One of the fires occurred at the Bow offices of Iron Mountain, the not-so-fine purveyors of 'Information Protection and Storage'. The building held "archived, inactive business records" but there was no mention of whose records. At the time it was reported that the building, in Twelvetrees Crescent, would be alight for two to three days.

This was the second of the two fires that occurred on the day Lord Levy was arrested.

The first happened much earlier at a building site in Colindale, North-West London, where two buildings blazed for hours. So large were the fires that roads were closed off and hundreds of local residents in the surrounding area were evacuated, including staff at the Hendon Police College.

Coincidentally enough, the other notable place that was evacuated as a result of the Colindale fire was the very police station to which Lord Levy had been taken for questioning by the plod after his arrest.

Levy was released on bail of £250,000, but who put up the cash? Who is the firestarter, the twisted firestarter? And how many coincidences does it take to constitute a conspiracy?

Update: Not only was this the second London fire in a day that required the attendance of over 100 fire-fighters, it was also the second fire to befall the Iron Mountain company in as many days, the previous one having occurred a day earlier in Ottawa, Canada. In his analysis of the two fires that hit Iron Mountain facilities, John Webster, writing for Computer World, wrote in summary:

However, there's another significant clue that points in a different direction. It turns out that the London facility contained the records of several prominent attorneys.

Here's my take: The two fires were in fact coincidental. One was an accident (Ottawa) and one was set (London). The London fire was set by a prominent socialite bent on destroying his recently late father's will -- one that did not include him.

Curiouser and curiouser.


The Antagonist said...

Lord Sainbury is in for questioning.
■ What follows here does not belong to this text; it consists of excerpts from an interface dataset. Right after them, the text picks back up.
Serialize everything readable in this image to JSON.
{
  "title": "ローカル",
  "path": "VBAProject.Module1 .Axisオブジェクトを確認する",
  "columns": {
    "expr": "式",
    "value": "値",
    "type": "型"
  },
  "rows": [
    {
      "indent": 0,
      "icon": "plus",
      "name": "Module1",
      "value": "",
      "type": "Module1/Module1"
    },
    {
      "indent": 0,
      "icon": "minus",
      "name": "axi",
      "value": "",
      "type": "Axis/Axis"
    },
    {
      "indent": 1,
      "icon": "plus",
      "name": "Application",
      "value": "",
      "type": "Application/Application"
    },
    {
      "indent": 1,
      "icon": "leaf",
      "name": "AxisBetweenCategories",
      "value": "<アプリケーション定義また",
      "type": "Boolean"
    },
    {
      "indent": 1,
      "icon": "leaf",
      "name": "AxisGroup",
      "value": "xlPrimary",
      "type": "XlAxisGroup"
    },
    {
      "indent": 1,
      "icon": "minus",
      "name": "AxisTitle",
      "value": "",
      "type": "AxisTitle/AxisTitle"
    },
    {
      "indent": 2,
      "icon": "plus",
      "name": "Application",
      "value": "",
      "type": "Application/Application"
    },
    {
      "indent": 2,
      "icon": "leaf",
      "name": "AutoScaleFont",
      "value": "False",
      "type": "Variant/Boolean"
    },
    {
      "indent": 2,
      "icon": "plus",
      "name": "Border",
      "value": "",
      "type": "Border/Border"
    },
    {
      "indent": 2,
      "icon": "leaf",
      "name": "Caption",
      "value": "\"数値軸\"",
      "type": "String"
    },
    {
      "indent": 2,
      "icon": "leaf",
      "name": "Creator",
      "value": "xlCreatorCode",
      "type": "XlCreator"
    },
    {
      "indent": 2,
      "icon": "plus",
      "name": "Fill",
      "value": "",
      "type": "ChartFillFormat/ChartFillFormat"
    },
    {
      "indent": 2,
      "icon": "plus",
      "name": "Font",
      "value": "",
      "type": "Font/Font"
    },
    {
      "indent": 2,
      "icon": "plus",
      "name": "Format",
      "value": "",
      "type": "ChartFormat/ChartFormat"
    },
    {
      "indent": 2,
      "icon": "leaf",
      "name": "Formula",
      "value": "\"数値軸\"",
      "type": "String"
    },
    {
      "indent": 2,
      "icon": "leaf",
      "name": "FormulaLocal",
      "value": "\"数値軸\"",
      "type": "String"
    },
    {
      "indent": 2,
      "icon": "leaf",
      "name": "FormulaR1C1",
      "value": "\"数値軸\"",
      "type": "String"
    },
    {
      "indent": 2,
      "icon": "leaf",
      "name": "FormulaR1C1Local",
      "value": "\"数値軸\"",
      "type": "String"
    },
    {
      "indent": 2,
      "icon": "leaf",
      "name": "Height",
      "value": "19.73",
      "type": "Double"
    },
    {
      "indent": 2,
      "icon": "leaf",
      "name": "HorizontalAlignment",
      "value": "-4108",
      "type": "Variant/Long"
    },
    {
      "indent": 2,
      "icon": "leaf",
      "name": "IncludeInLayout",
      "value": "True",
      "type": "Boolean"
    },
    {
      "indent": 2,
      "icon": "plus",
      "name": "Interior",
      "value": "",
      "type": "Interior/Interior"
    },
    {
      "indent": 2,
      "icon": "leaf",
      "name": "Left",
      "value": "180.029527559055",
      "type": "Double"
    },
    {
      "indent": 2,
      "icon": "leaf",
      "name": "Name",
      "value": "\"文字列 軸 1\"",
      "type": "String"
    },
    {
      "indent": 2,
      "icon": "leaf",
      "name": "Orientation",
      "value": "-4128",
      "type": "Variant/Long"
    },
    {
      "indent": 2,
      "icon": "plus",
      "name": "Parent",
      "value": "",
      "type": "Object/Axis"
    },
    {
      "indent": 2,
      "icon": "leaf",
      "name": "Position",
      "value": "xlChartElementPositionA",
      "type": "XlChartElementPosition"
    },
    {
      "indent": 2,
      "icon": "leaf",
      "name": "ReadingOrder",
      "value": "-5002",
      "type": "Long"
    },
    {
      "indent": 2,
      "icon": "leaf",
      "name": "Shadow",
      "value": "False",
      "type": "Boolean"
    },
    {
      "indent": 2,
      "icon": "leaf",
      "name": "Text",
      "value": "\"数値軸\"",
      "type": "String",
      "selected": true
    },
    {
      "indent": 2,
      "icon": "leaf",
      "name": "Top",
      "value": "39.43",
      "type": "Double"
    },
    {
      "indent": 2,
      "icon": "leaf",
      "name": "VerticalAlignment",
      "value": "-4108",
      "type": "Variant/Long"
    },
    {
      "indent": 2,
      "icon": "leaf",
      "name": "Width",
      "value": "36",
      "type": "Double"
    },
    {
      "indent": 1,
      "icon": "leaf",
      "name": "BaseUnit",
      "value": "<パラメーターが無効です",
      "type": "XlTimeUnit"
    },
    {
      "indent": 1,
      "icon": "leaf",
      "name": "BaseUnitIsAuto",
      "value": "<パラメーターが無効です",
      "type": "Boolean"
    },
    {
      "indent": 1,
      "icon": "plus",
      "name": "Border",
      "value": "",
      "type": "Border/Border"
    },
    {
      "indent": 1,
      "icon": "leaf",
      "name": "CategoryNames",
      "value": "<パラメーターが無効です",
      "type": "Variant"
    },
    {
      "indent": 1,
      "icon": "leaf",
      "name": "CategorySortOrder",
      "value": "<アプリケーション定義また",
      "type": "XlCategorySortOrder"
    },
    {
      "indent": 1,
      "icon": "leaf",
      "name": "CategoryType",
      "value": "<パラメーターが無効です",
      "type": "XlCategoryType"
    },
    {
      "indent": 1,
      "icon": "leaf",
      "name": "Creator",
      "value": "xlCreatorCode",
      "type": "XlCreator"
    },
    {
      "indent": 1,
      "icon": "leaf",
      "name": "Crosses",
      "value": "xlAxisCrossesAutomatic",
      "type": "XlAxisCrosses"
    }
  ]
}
I wonder how many Nectar points that's going to be worth.

Plod are also having a word with Jon Snow and, elsewhere, Guido fingers Lord Drayson, who apparently organised the terms of his own peerage, without requiring the services of Mr Levy, thereby indicting a certain mass-murdering war criminal who, along with his cronies, should be taken to the Hague once plod have finished with him.

See the cellars of Westminster for updates.

Anonymous said...

'And how many coincidences does it take to constitute a conspiracy?'

Oh, none at all in your case.

But help is available.

The Antagonist said...

At last, an amusing Anonymong. Well done!

Anonymous said...

sorry, 'off-topic'....maybe you should alphebetically order your link list. More user friendly.

The Antagonist said...

Thanks for the UI tip Joan, duly noted. The links list has been due an overhaul for a while now....

Anonymous said...

This search of House of Commons/lords questions have been asked re the Twelvetrees Crescent Iron Mountain Fire in London, throws up some interesting results, (including this:)

7 Nov 2006
Lord Hanningfield (Conservative) Hansard source

asked Her Majesty's Government:

What files were lost by the National Institute for Biological Standards and Control in the fire at the paper records warehouse in Twelvetrees Crescent, London, in July; what impact these losses will have on the institute; whether any work or projects will be affected, delayed or abandoned as a result of the fire; and what costs were incurred.

Lord Warner (Minister of State (NHS Reform), Department of Health) Hansard source

The files lost in this fire were 71 boxes of scientific test records from the National Institute for Biological Standards and Controls (NIBSC) immunology, haematology and bacteriology divisions and some staff health records of former employees.

Most of the consequences of the losses are contingent on future events. The loss of the scientific records could make replacement of some future international standards more demanding on the NIBSC and collaborating laboratories, although only one of the 15 standards concerned is likely to be replaced in the foreseeable future. The loss of the staff health records might hinder the institute's response to any future legal action by a past employee. The institute is not aware of any such action being considered by any former staff member whose records were affected.

Will there be a future link to a Bird Flu type scam?